John B. Lowe & Skye Brandon in PTE's production of The Secret Mask by Rick Chafe. (Bruce Monk)
In September, 2003, I got a call from a general hospital in Vancouver. My father had had a stroke. The nurse was calling from his room, they could put him on the speaker phone.
"Hi Dad. How are you doing?"
"Well, I'm experiencing a little crowning in the middle."
"What does 'crowning' mean?"
The nurse answered for him. "I have no idea."
A few days later I entered the Vancouver rehab hospital where they'd moved him. Mae, the Speech Language Pathologist, came to get me at the front desk.
He looked dazed, tired. He recognized me, but couldn't remember my name until reminded.
Mae had a set of picture cards on the table, like word cards for a two-year old.
"Do you know this one, Fred?"
"Well, that's a... that's something."
"That's a chicken."
"Really? That's a chicken?"
"That's a chicken."
"Well, if you say so."
As a result of the brain damage from the stroke, my father had aphasia, a language disorder. Dad's words came out mixed up -- often using completely wrong words, extra words, or nonsense words.
Although he couldn't remember in the beginning what he did for a living, where he lived, even whether he was married, he almost immediately had a list of unfinished business of great concern to him. That we fetch his bottle shipper type, take care of the piece of potato in his closet, and he insisted that I was the secret mask.
The literal meaning of the phrase eventually became clear, but the possible alternate and metaphorical meanings grew for me as I and my siblings slowly became the parents of our parent.
All works of fiction are autobiographical in that the writer's life is always woven into or beneath the story. I call The Secret Mask semi-autobiographical. It's based on my father's life much more than on my own; but it's also a complete fiction in the story of a father and son estranged for forty years who meet each other as strangers, divided by time, a history the son doesn't know and the father can't remember, and only broken language to help them reconnect.
The Secret Mask is the story of my father, who I grew to know better in the loss of half his mind than I'd known him in the forty years previous.
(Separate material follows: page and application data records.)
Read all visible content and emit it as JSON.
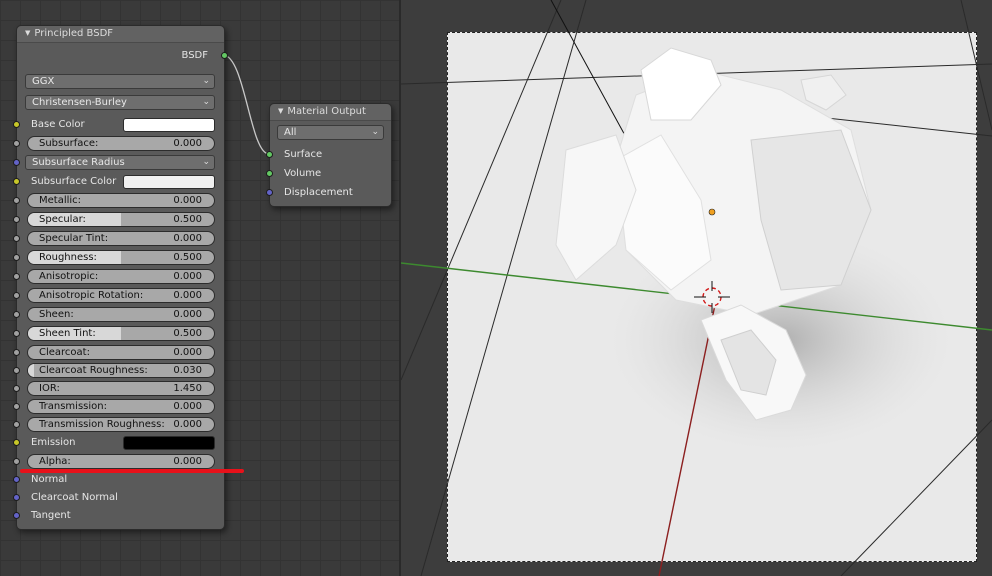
{
  "principled": {
    "title": "Principled BSDF",
    "output_label": "BSDF",
    "distribution": "GGX",
    "subsurface_method": "Christensen-Burley",
    "base_color_label": "Base Color",
    "subsurface_label": "Subsurface:",
    "subsurface_value": "0.000",
    "subsurface_radius_label": "Subsurface Radius",
    "subsurface_color_label": "Subsurface Color",
    "sliders": [
      {
        "label": "Metallic:",
        "value": "0.000",
        "fraction": 0.0
      },
      {
        "label": "Specular:",
        "value": "0.500",
        "fraction": 0.5
      },
      {
        "label": "Specular Tint:",
        "value": "0.000",
        "fraction": 0.0
      },
      {
        "label": "Roughness:",
        "value": "0.500",
        "fraction": 0.5
      },
      {
        "label": "Anisotropic:",
        "value": "0.000",
        "fraction": 0.0
      },
      {
        "label": "Anisotropic Rotation:",
        "value": "0.000",
        "fraction": 0.0
      },
      {
        "label": "Sheen:",
        "value": "0.000",
        "fraction": 0.0
      },
      {
        "label": "Sheen Tint:",
        "value": "0.500",
        "fraction": 0.5
      },
      {
        "label": "Clearcoat:",
        "value": "0.000",
        "fraction": 0.0
      },
      {
        "label": "Clearcoat Roughness:",
        "value": "0.030",
        "fraction": 0.03
      },
      {
        "label": "IOR:",
        "value": "1.450",
        "fraction": 0.0
      },
      {
        "label": "Transmission:",
        "value": "0.000",
        "fraction": 0.0
      },
      {
        "label": "Transmission Roughness:",
        "value": "0.000",
        "fraction": 0.0
      }
    ],
    "emission_label": "Emission",
    "alpha_label": "Alpha:",
    "alpha_value": "0.000",
    "normal_label": "Normal",
    "clearcoat_normal_label": "Clearcoat Normal",
    "tangent_label": "Tangent",
    "colors": {
      "base": "#ffffff",
      "subsurface": "#f0f0f0",
      "emission": "#000000"
    }
  },
  "material_output": {
    "title": "Material Output",
    "target": "All",
    "surface_label": "Surface",
    "volume_label": "Volume",
    "displacement_label": "Displacement"
  },
  "annotation": {
    "underline_color": "#e8111a"
  }
}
Of how he lost everything and came through it with grace and humour. Through the only inadequate words over which he had so little control, we saw layers and layers of my father's pain, frustration, and humiliation. We also laughed with him (and to tell the truth, at and around him), and haven't stopped laughing since.
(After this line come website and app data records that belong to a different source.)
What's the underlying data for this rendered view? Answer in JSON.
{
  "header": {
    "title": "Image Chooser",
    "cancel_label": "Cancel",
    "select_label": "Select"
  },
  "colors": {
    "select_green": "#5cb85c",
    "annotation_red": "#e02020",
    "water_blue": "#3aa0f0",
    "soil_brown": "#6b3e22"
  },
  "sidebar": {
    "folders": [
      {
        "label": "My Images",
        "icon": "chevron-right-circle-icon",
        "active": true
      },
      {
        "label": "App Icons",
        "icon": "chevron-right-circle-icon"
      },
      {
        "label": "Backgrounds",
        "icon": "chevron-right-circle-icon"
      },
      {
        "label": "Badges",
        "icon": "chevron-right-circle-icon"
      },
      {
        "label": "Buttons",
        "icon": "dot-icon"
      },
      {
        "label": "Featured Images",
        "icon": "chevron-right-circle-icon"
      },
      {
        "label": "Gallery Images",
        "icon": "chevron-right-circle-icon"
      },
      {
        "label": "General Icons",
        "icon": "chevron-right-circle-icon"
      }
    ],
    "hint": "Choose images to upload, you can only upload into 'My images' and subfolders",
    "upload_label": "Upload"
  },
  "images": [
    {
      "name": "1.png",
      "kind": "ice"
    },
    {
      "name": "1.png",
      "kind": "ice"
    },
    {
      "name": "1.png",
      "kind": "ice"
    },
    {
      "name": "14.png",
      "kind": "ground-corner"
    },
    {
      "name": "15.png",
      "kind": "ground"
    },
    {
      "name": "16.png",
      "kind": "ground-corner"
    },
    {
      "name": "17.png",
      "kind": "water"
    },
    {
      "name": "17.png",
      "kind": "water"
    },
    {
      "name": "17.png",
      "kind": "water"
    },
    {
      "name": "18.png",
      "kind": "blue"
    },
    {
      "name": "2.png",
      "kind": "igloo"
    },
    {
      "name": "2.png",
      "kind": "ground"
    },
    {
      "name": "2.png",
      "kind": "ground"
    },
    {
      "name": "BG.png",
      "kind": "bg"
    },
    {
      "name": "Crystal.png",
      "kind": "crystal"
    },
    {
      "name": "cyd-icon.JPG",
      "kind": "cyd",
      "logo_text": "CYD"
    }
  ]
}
Bob Metcalfe at PTE has been my mentor and partner in developing this story and given it a spectacular production, tight, moving, and very very funny. The work of the design team, Brian Perchaluk, Larry Isacoff, and Don Benedictson, is extraordinary, and the performances by John B. Lowe, Skye Brandon, and Sharon Bajer are everything a playwright could ask for.
My father, meanwhile, has made a strong recovery over the last seven years. He's seen the play twice, and is so pleased with it he's been walking around like a rock star. Best of all, he says it brings back memories.
Playwright Rick Chafe (Tim Leyes)
Image in article: John B. Lowe, Sharon Bajer & Skye Brandon in PTE's production of The Secret Mask by Rick Chafe. (Bruce Monk)
This content is provided by Rick Chafe. The views expressed do not express the views of CBC.
CBC is not responsible for this content.